1354         1355

The above situation represents a very simple case, as there are no other faces with Neumann BC. To explain the difficulties involved then, we consider the case of Neumann BC $v_1(y)$ at the face $\Gamma_1:=\{(1,y)\}$ and $v_2(x)$ at $\Gamma_2:=\{(x,1)\}$, respectively. The Neumann values are shown below:

1356         1357

A simple idea to obtain $\bar{u}$ would be to generate two functions $\bar{u}_1$ and $\bar{u}_2$ in the same fashion as in (5.3) which take the Neumann BC on just $\Gamma_1$ and $\Gamma_2$, respectively, and to add these two functions. In general $\bar{u}_1 + \bar{u}_2$ does not take the desired boundary values, e.g.

\begin{displaymath}
\partial_x (\bar{u}_1 + \bar{u}_2)(1,1)=\partial_x \bar{u}_1...
...u}_2(1,1) = v_1(1) + \underbrace{\partial_x v_2(1)}_{=0 ???} .
\end{displaymath}

If $\partial_x v_2(1) =0$, then our approach would work. Analogously, we obtain from $\partial_y(\bar{u}_1 + \bar{u}_2)(1,1)=v_2(1)$ the condition $\partial_y v_1(1)=0$. Of course, we cannot expect that the Neumann values meet these constraints, in general. Nevertheless, it is possible to remedy this problem in the following way:

The idea ist to find a function $w(x,y)$ which is non zero in a neighbourhood of the critical point $(1,1)$ only. In the vicinity of $(1,1)$, this function behaves like

\begin{displaymath}
w(x,y)=v_1(1)x + v_2(1)y + \frac{1}{2}(\partial_x v_2(1) + \partial_y v_1(1))(x-1)(y-1)
\end{displaymath}

One easily verifies that

\begin{displaymath}
\partial_x w(1,1)=v_1(1) \quad\quad\quad\mbox{ and }\quad\quad\quad \partial_y w(1,1)=v_2(1) .
\end{displaymath}

Now, the clou is that under the additional constraint that
\begin{displaymath}
\partial_x v_2(1) = \partial_y v_1(1)
\end{displaymath} (5.3)

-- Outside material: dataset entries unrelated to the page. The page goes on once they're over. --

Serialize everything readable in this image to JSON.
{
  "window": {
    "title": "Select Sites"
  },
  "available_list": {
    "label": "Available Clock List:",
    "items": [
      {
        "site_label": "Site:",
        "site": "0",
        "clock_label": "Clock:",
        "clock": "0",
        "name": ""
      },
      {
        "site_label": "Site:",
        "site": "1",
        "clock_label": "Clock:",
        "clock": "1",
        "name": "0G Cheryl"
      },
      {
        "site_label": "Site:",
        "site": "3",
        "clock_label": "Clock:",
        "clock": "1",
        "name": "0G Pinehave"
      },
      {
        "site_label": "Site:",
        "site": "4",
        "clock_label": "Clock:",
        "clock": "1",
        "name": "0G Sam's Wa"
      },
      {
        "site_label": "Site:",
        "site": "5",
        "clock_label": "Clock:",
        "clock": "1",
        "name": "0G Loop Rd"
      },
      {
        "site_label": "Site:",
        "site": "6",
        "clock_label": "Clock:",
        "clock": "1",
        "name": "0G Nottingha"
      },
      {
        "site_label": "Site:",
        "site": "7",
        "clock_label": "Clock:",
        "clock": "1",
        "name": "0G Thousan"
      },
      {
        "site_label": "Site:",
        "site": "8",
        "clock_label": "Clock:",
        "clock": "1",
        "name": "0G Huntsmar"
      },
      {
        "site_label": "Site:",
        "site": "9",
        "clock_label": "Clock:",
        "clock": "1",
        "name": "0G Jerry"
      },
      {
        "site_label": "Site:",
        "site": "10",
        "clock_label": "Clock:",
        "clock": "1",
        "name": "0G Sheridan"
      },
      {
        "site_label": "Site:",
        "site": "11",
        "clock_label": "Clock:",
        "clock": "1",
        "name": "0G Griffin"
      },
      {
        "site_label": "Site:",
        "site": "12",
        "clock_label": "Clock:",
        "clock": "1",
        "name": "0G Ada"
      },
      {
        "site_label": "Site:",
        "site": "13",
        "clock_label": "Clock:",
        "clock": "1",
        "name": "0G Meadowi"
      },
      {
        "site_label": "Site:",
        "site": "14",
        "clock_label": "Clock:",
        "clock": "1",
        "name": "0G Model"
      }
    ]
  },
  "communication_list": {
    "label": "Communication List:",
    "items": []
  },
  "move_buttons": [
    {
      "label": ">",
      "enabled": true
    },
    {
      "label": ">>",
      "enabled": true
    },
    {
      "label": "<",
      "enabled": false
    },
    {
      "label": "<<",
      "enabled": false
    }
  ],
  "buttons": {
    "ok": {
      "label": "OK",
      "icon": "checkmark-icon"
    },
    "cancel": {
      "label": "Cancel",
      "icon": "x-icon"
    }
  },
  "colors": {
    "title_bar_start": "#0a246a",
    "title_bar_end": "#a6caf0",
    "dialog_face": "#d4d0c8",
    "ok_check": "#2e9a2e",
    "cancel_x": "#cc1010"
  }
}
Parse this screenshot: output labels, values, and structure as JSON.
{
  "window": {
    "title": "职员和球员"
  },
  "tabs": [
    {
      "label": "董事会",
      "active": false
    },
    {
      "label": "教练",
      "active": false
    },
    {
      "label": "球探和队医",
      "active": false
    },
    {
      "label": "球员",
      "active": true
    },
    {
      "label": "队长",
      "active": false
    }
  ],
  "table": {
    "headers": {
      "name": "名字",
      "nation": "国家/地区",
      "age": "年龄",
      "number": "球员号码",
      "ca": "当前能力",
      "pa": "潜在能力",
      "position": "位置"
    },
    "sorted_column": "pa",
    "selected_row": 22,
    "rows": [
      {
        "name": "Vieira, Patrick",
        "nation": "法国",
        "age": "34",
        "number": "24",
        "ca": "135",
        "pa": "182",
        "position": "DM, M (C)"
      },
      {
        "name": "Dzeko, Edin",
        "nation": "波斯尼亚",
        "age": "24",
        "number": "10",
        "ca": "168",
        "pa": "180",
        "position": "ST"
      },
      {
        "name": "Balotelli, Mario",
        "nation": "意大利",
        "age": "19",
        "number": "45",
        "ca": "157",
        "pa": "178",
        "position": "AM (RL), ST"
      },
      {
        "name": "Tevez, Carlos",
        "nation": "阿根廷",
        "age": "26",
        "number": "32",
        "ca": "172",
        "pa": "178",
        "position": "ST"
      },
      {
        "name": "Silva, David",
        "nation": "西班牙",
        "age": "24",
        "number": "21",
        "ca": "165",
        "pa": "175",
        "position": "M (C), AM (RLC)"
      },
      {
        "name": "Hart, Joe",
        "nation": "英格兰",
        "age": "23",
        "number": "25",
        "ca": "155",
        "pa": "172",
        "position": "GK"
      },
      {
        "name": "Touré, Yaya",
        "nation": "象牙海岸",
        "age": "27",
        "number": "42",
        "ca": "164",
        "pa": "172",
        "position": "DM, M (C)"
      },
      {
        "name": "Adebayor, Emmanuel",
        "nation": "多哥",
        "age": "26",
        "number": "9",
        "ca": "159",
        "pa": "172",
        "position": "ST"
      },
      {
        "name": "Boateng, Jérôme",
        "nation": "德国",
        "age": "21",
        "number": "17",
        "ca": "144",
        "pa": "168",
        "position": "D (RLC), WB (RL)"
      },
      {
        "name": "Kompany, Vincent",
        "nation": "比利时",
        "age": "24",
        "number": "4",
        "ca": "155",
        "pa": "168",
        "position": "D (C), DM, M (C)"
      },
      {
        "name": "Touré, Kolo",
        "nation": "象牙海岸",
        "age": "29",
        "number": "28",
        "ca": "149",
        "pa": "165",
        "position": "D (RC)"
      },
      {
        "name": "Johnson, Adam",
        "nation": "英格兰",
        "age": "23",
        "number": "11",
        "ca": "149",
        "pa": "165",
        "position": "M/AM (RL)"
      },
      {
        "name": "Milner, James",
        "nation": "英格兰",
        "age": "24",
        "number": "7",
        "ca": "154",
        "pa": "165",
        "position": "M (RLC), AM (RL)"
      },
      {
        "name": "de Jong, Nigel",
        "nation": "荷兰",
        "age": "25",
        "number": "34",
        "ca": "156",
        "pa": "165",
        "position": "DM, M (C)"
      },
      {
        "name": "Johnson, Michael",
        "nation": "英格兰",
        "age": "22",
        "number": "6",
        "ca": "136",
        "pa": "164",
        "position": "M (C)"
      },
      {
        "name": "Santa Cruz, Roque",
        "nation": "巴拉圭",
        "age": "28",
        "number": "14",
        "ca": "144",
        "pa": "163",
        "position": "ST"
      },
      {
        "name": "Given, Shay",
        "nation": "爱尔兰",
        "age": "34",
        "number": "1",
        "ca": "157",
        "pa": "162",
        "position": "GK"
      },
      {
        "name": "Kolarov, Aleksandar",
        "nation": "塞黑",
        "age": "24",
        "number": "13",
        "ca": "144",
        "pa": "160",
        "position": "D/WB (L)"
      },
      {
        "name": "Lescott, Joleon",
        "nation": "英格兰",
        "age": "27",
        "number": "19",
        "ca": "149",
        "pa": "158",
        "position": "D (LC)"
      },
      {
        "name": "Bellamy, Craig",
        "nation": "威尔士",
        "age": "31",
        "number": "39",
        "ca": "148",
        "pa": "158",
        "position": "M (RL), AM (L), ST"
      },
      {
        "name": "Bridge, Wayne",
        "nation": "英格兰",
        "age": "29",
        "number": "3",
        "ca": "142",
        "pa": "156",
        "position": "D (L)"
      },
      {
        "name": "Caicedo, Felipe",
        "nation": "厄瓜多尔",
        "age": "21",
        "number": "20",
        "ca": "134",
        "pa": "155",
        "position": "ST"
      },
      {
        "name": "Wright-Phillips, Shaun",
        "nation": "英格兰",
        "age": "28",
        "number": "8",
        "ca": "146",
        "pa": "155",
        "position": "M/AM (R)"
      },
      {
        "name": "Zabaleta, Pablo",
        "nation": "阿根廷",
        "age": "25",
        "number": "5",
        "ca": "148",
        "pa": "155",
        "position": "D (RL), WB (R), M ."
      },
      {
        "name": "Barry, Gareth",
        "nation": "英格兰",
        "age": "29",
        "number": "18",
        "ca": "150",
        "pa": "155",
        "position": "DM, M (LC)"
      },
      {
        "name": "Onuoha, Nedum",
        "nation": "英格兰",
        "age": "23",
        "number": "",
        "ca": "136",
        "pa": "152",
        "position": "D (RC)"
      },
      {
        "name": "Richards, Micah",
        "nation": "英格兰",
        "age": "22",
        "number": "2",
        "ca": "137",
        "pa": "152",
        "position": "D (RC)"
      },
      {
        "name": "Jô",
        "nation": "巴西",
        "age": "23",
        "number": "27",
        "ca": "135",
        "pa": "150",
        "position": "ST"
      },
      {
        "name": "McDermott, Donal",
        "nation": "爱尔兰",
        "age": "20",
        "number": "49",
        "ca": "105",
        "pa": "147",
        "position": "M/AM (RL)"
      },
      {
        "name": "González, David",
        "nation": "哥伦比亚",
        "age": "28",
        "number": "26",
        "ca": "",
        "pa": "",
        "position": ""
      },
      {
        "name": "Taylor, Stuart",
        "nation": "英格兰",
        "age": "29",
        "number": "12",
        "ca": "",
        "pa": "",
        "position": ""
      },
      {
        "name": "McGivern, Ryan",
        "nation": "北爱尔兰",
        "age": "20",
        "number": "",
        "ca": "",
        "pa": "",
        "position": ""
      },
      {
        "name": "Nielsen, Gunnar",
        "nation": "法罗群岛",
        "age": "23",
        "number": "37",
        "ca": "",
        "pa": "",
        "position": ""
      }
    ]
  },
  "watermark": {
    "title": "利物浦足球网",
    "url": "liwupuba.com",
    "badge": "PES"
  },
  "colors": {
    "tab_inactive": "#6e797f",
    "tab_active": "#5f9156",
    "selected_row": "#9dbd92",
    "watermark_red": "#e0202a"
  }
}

the modified Neumann-values $v^1_1(y):=v_1(y)-\partial_x w(1,y)$ and $v^1_2(x):=v_2(x)-\partial_y w(x,1)$ fulfill the conditions for the above simple scheme, i.e. $\partial_y v^1_1(1) = 0$ and $\partial_x v^1_2(1) = 0$. Then, if the functions $\bar{u}_1$ and $\bar{u}_2$ are defined using the modified Neumann values, $\bar{u}:=w+\bar{u}_1+\bar{u}_2$ exactly takes the Neumann values.

Remark: (5.3) is simply the necessary condition on the Neumann values to allow for the existence of a function $\bar{u}$ which is two times differentiable in (1,1).

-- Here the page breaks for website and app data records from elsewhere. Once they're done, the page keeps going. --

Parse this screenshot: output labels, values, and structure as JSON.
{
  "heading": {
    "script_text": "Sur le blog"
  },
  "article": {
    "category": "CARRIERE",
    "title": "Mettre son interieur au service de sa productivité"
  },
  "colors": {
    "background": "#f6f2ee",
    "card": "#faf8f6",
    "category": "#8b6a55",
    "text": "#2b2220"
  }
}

In the high dimensional case we proceed in a similar fashion. First, some auxiliary functions are computed which are defined in the vicinity of e.g. corners only where several Neumann faces touch. E.g. in the three dimensional case and a Neumann-Neumann-Neumann-corner these functions look like

\begin{displaymath}
v_1(1,1)x + v_2(1,1)y + v_3(1,1)z  +  
\frac{1}{2}({\partia...
..._1 + \partial_{xz}v_2 + \partial_{xy} v_3)(1,1)(x-1)(y-1)(z-1)
\end{displaymath}

As you see, the whole thing gets more and more involved the higher the dimension is. For this reason the current implementation of AdaptiveData<D>::SetBoundaryValueFunction handles two- and three-dimensional cases, only.


next up previous
Next: Runtime Consistency Checks Up: Boundary Conditions Previous: Dirichlet boundary conditions
koster 2003-07-29